Want to learn what PSY eats?
Members of the Korean Student Association were happy to use PSY’s celebrity as an opening to talk with visitors at the organization’s table about their culture, but they also offered people the opportunity to get to know the parts of the culture that aren’t “Gangnam Style.”
Saudi Arabian students also were eager to share cuisine and an awareness of the cutting-edge technology that is prized in their culture.
Cathy Lee Arcuino, interim director of International Programs and Services at PSU, said this was true of many of the 12 international groups represented at the International Food and Culture Fair Saturday evening.
“I think a lot of the students are just so excited to share their culture,” she said. “This is an extremely special event because this is an opportunity for all of our international clubs on campus to share their food and culture.”
Arcuino said the event also is an opportunity for residents of Pittsburg to learn about other cultures through the food and the performances taking place during the evening.
Alheli Aranda Britez is studying piano at Pittsburg State University, but performed on the guitar during the fair.
“The guitar is an instrument you can carry with you,” she said.
She said Paraguay is a country of 7 million, and events like Saturday’s help expose people to the South American nation’s loves, including soccer, great food and great music.
“This is our chance to let people know where Paraguay is,” Britez said.
She said Paraguay has a very organic diet and is a heavily agricultural nation.
The group has developed a reputation for its food, and Britez said the Paraguayan students made 75 empanadas for the event and sold out within 12 minutes. They also had chipa guasu, a corn casserole, for those who came later.
Students from Brazil reported their coconut balls and chocolate balls also were extremely popular and sold out in less than an hour.
Henrique Kremer said the Brazilian culture is a beautiful culture known for its dances and people.
Saudi Arabian students brought food that varied according to their home regions.
“We have the same religion, but we have different food,” said Esraa Almaeina, who came from the western region of Saudi Arabia to Pittsburg in 2006 to study technology engineering education. “All of us, we like rice with meat. We usually use lamb and chicken.”

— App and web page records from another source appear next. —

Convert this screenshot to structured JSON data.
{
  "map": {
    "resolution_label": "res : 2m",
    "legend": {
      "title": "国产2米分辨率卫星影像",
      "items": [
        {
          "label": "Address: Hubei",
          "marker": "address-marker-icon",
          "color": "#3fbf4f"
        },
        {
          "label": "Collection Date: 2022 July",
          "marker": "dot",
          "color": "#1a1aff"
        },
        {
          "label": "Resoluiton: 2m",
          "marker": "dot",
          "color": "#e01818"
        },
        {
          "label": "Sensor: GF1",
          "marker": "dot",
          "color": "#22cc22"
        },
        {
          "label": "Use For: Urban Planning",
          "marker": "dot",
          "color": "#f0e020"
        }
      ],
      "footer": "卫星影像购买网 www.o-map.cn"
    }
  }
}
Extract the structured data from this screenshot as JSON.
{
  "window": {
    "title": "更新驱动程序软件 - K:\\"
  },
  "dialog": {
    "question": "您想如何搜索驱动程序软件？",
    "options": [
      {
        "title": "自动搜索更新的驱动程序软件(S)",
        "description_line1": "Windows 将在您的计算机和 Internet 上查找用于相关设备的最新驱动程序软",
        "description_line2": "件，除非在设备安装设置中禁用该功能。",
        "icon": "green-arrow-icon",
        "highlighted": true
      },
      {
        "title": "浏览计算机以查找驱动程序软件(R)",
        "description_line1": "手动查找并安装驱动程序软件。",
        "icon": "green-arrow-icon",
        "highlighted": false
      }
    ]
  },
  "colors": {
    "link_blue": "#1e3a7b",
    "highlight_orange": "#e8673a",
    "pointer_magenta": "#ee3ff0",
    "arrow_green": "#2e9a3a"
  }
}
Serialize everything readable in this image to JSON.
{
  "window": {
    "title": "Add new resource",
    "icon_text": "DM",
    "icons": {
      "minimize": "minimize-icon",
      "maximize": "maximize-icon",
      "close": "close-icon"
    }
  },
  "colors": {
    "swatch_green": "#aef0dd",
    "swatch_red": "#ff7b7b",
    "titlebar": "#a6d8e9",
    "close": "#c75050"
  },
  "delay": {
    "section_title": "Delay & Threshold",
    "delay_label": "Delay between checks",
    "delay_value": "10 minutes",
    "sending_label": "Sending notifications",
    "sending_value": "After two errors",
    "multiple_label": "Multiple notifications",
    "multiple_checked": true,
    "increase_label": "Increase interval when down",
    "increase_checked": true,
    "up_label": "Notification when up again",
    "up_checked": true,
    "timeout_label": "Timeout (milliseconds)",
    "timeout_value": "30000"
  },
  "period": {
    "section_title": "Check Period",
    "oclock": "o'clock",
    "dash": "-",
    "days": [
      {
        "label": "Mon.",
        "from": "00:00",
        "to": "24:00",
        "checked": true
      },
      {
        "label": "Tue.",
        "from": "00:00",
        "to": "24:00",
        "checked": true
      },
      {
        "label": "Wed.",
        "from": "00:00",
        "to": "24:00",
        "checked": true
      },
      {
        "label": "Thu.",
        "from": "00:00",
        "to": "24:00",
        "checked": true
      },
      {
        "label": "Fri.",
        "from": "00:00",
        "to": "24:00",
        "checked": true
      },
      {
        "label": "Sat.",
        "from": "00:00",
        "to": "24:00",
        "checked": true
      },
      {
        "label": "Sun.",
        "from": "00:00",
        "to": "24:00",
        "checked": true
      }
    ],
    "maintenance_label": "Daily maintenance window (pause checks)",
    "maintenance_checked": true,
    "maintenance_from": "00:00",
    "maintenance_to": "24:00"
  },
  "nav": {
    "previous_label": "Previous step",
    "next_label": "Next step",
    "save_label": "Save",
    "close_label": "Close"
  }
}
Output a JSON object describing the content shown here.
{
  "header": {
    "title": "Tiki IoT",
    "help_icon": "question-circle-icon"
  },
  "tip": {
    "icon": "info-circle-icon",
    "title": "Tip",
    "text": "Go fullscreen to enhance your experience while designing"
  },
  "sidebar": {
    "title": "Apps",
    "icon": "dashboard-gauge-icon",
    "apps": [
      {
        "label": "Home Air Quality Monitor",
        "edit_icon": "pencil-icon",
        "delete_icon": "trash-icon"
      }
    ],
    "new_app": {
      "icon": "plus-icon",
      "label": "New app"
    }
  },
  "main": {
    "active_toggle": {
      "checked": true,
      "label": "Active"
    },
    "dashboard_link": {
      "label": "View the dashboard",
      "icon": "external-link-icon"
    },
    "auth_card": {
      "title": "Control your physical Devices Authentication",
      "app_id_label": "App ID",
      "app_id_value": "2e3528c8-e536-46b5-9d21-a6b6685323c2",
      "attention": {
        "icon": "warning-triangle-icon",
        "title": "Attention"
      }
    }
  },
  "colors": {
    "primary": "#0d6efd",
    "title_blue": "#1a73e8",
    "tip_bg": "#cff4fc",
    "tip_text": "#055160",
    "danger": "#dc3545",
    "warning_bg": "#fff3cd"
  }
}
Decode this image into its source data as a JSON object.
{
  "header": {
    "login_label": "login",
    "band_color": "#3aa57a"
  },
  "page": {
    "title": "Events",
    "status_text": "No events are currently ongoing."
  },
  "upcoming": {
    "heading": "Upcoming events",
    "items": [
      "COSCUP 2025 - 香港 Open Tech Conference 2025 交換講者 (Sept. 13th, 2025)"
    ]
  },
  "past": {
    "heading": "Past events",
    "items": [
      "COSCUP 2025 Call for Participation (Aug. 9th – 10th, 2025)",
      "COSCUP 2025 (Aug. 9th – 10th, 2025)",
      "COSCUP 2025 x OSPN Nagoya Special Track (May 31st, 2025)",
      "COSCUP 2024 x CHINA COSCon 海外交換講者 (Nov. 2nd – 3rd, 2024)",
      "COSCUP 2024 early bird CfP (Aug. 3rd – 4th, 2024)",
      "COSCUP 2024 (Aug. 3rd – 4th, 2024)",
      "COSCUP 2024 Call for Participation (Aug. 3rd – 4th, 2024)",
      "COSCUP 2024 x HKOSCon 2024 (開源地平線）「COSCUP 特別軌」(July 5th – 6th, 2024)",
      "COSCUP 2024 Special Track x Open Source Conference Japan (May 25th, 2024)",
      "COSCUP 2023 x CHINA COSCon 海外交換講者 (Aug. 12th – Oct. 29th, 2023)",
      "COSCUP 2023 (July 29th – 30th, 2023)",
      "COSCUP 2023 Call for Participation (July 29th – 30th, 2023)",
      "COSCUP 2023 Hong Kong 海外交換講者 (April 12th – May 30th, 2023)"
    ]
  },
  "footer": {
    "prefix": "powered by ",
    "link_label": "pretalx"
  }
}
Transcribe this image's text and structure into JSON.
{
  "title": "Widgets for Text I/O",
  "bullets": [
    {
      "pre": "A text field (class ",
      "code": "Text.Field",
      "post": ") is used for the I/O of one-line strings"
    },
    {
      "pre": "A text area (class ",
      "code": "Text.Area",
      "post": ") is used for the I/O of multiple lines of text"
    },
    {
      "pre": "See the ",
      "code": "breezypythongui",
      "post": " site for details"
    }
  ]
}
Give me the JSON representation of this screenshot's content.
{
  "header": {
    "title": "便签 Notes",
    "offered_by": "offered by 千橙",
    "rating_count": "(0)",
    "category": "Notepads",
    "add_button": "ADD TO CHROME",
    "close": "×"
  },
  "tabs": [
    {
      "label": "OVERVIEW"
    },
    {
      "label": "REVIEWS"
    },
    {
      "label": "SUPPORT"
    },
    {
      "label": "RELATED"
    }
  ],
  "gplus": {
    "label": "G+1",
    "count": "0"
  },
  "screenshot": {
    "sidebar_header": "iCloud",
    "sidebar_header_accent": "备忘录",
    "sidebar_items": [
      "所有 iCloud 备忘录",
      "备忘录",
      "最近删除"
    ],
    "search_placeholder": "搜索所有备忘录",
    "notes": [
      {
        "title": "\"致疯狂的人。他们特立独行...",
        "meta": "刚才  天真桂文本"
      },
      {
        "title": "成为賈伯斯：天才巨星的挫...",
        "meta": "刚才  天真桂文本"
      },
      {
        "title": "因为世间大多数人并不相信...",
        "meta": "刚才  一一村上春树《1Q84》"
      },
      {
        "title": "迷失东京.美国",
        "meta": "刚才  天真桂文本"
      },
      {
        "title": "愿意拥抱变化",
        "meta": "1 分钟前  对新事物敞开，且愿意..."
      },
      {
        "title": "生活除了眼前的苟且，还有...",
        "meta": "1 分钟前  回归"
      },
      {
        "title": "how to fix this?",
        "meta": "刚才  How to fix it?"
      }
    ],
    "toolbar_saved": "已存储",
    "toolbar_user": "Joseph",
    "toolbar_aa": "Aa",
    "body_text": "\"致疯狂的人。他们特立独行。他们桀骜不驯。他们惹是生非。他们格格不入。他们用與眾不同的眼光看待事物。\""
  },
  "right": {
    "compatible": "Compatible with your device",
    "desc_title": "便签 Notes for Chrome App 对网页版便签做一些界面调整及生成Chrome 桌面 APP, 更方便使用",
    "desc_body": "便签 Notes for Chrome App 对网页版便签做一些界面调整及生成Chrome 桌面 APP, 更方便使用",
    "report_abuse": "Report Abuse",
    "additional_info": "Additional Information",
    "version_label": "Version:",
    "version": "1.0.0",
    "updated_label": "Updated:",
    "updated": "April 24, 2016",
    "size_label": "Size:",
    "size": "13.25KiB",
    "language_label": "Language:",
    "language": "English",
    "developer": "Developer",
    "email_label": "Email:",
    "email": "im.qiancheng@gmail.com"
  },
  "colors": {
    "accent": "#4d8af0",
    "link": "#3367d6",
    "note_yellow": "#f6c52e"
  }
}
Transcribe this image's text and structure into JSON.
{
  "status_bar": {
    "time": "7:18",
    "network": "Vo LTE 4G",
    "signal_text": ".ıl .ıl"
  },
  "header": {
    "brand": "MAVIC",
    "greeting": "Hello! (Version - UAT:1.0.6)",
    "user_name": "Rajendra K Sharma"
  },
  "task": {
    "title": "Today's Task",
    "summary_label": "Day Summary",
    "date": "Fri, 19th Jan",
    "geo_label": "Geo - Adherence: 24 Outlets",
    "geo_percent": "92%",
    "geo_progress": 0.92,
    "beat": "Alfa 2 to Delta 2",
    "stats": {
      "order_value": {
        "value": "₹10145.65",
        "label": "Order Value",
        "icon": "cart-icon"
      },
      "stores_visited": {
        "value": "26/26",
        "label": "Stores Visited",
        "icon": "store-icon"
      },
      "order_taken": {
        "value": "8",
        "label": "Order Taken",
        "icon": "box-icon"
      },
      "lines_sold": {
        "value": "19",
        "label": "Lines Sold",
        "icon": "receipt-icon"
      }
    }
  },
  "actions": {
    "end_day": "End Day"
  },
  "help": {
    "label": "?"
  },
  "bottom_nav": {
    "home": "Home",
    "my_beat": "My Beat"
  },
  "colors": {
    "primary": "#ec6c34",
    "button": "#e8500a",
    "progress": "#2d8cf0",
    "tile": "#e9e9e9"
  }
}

She said the most popular dish in Saudi Arabia is kabsa, or a dish in which the lamb is cooked and then the rice is added to it, but which is served with the rice first and then the meat.
Almaeina said she was eager to break the stereotype of camels, sand, tents and women who aren’t allowed to do anything.
Page 2 of 2 - “We’re crazy about technology,” she said, adding that her husband recently returned from Saudi Arabia and brought her a phone that isn’t yet available in the United States. “We have a lot of technology.”
Almaeina said not many Saudi Arabian students attended Pitt State when she first arrived, but that the numbers have grown, as has the opportunity to share her culture.
And, Korean Student Association event coordinator Young Joo Lee was happy to report that Psy’s daily diet likely includes kimchi, which is a traditional Korean dish of spicy fermented cabbage, and steamed rice.
On special occasions, he likely pairs it with bulgogi, a marinated meat dish made using beef or pork, which typically is served on holidays, birthdays or special occasions.
“This event was an opportunity for KSA to make people (be able) to experience Korean culture,” Lee said. “I believe the food is the culture.”
Lee said they prepared meals for 200 and were sold out of bulgogi in 50 minutes.
She also said the group has spent a week preparing for the event, including taking trips to Korean food shops in Kansas City for ingredients.
Willie Bergmann attended the event for the first time and said it was an enjoyable learning experience.
She said she tried food from Taiwan, Indonesia and Latin America, as well as a dessert from Egypt, and she admired the array of options.
“It was interesting,” she said. “There was so much to choose from.”